In one sense, to say that there are some things we shouldn’t do is a bit of an over-simplification. Rather, I would say that there are some things that we really should think very carefully about before we commit to doing them. Now, if we were in a steady-state economy, we could not avoid this as easily as we do now. I think that one of the results of present-day economics and politics is the ability, both individually and collectively, to not think about what we are doing, why we are doing it and where these decisions might take us in the future. So we still might have fantastically advanced but dangerous nano-tech. But only if enough people so convinced of the risk/benefit balance that they will materially support it.

There is another stronger and broader sense in which #3 can be construed though. It is that the appeal of some of these technologies are symptoms of our individual and collective inability to deal with the fact that we are short-lived, unfulfilled, irrational, passionate and sometimes unpleasant animals, living on one isolated planet (that we seem intent on ruining) in an uncaring and absurd universe. My worry is that space exploration, for example, might be appealing because it allows us to avoid thinking too hard about difficult subjects like the economy that mysteriously grows forever, or what sort of environment we are leaving for future generations. It isn’t totally implausible that sufficiently advanced space travel and habitation technology could allow (some) people to avoid the reality of these problems, carrying our maladaptive ideologies and economics along with us as we go. This is a concern of some space-exploration detractors – we might simply end up making a mess of other places. So maybe this is a case where we just need to develop a better attitude to how we relate to the universe. Dan Simmons’ Ousters perhaps? I would argue that we could do worse than Peter F Hamilton’s Edenists as well.

Please note that I cannot rule out that some technologies or achievements are ethically or morally problematic in a way that is independent of their ability to allow us to avoid dealing with (or thinking about dealing with) certain problems. Thus, it is possible that they might turn out to be no great loss, because they were a bad idea in the first place. The arguments for other technologies and projects are probably going to be different for each. For example, radical life-extension has different ethical complications to immersive VR or colonising space. What these things do have in common is that they are worth thinking about and involve choosing certain values.

Response #3 is the one that has the least amount of potential easy answers. It’s necessary to consider whether or not we should do something rather than simply asking whether or not we can do it. The answers are rarely a straight yes or no affair. Many things fall into the category of ‘Yes, if certain conditions are met’. For example, we might be that we could ethically colonise space if we preserve and integrate into the environments we find there, rather than exploit and degrade them as we have done on Earth. It would be OK to build a space elevator, if certain environmental, social and economic conditions are met. Some things might seem too dangerous or otherwise just too unethical to pursue. But I am willing to speculate that there would be a lot of ‘big stuff’ that we could do with a clear conscience if we put some serious thought into it.

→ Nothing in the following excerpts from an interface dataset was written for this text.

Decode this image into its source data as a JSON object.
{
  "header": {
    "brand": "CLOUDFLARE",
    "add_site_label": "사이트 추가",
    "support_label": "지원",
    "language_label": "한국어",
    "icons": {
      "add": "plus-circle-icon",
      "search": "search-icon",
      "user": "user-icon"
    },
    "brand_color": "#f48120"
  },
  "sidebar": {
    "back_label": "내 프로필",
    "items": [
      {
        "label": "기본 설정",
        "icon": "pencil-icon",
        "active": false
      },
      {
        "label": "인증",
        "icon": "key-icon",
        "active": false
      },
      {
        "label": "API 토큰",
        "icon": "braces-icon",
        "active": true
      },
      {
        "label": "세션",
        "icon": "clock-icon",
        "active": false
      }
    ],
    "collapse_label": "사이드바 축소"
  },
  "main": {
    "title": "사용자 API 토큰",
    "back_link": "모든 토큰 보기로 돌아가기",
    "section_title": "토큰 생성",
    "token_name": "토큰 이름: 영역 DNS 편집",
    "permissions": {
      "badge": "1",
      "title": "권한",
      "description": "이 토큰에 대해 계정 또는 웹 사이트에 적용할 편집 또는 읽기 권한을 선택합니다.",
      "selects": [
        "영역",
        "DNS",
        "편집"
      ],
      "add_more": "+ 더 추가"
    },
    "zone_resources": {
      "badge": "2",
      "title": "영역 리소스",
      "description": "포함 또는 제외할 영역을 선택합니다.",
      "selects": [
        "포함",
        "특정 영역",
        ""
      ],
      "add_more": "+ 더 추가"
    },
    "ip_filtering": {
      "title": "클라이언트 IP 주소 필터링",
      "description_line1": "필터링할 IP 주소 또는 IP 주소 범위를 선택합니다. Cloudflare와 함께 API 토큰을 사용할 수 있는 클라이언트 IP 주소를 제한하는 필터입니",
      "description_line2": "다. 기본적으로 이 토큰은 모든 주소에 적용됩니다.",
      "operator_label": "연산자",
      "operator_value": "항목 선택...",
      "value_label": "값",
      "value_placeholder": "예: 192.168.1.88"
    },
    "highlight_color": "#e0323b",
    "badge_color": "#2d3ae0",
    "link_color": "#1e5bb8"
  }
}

Would a de-growing or steady-state economy stop us from expanding our knowledge, stifle innovation and education and stop society from ever creating and completing the kind of grand projects that Neal Stephenson has in mind? Not necessarily at least. Would our approach to these things have to be different? Definitely, but as Stephenson (2011) and I have observed, our current economy isn’t really enabling these projects anyway. Our approach might have to be much more inclusive at a political and economic level. Because of this, we might have to think really hard, at a collective level, about what it is that we really want to achieve. There might be some projects and technologies that we ought to avoid. But if we have to carefully consider our options, we might be able negotiate a path that is environmentally/economically sustainable, reasonably ethical, and still have room for the great innovations and ventures that Stephenson would like to see.